*Excerpts from an interface dataset*
###
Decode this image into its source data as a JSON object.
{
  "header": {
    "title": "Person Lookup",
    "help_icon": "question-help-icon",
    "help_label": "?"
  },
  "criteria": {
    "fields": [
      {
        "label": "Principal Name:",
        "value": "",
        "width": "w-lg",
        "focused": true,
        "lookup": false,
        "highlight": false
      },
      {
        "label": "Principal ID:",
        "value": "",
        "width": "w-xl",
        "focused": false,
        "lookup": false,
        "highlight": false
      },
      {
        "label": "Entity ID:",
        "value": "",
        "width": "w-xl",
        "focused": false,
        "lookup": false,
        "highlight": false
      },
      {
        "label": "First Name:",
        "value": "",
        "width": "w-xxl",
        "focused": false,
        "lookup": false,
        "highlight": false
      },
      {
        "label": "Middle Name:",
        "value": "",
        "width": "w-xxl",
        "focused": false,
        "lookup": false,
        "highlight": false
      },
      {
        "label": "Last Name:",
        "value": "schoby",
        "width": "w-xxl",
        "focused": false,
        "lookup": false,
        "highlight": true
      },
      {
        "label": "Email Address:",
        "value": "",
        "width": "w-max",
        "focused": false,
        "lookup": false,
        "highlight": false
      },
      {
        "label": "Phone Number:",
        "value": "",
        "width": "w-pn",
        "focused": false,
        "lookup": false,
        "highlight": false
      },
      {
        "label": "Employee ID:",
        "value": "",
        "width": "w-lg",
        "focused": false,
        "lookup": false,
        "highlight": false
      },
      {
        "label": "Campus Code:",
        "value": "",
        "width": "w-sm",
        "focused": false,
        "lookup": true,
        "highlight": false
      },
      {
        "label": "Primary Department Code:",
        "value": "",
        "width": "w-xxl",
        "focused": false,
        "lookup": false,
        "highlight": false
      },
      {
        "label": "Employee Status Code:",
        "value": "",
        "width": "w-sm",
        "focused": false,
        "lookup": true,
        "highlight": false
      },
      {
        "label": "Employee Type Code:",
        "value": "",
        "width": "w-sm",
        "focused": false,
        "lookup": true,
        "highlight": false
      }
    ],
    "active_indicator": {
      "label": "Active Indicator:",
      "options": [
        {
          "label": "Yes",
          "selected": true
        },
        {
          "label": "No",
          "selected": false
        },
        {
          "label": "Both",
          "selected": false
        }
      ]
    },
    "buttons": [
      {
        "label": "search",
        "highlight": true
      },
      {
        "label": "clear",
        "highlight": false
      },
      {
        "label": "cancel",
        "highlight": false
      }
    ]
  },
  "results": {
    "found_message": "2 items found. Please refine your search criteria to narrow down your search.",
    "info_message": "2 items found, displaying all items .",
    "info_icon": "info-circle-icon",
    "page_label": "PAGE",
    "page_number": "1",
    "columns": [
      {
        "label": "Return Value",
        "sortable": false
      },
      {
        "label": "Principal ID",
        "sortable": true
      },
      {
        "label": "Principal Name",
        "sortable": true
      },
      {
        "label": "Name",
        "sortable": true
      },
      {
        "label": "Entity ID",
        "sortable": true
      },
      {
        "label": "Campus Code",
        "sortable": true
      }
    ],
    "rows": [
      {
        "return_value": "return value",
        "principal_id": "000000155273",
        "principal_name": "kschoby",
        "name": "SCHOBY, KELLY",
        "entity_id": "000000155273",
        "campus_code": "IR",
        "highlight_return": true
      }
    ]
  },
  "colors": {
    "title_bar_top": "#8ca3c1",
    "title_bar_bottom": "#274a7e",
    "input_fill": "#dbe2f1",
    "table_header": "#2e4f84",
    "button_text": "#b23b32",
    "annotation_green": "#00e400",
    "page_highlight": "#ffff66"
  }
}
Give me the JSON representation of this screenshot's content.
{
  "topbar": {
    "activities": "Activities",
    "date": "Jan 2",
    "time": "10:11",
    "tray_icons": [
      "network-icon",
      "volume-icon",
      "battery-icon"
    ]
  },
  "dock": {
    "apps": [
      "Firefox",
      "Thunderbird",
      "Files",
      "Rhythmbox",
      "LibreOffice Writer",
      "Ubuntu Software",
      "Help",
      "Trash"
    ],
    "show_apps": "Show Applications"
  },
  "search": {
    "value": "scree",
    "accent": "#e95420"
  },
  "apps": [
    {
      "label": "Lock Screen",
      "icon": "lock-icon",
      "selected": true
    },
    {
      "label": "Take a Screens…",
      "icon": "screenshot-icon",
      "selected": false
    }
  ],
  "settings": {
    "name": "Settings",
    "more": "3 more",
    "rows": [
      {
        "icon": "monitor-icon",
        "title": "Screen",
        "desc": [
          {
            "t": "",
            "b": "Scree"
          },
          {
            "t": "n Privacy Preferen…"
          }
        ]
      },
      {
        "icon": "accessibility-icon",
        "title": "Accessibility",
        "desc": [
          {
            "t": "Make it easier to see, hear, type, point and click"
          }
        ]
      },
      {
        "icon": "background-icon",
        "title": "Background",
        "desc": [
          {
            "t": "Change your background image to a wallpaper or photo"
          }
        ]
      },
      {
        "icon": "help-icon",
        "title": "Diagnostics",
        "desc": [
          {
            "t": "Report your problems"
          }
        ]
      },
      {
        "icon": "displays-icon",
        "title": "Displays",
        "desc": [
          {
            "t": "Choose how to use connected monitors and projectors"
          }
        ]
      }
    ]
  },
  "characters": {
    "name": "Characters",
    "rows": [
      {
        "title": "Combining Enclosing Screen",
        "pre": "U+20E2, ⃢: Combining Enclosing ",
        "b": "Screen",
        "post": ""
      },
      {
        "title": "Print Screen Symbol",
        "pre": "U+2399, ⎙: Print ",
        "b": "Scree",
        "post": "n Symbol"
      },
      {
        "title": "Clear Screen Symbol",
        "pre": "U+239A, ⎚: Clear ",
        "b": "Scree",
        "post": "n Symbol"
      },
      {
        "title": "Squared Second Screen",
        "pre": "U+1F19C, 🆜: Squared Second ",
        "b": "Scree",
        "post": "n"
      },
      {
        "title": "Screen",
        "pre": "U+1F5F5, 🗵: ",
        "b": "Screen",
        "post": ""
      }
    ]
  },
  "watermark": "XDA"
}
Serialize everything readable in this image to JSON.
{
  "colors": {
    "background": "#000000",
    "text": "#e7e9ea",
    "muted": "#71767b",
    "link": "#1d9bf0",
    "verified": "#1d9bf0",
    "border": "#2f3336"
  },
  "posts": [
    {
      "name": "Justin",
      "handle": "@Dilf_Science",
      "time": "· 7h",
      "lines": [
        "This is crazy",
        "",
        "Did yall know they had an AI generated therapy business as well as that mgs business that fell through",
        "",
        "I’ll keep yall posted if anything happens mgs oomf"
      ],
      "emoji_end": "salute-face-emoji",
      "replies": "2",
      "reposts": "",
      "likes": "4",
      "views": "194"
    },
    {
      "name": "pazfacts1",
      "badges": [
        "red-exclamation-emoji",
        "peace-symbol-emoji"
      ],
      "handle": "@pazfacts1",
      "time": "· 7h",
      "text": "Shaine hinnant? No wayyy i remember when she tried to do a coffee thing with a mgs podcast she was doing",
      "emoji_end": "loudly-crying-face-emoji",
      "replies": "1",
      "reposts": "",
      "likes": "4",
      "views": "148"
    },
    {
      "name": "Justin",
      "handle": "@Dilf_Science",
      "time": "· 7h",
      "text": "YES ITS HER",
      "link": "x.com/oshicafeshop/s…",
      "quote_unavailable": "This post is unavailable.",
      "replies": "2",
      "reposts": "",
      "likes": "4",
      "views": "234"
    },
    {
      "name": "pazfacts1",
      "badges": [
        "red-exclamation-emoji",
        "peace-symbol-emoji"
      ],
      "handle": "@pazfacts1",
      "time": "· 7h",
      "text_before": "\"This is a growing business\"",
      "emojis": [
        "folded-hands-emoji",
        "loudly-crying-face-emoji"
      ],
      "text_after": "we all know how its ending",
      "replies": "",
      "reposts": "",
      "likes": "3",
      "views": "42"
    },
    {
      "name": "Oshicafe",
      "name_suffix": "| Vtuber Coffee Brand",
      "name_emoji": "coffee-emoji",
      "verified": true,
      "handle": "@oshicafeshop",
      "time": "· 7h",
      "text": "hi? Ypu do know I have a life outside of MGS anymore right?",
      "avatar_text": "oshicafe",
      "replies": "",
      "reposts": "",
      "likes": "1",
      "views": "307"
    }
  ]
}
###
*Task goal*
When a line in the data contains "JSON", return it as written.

*Answer box*
Decode this image into its source data as a JSON object.
Give me the JSON representation of this screenshot's content.
Serialize everything readable in this image to JSON.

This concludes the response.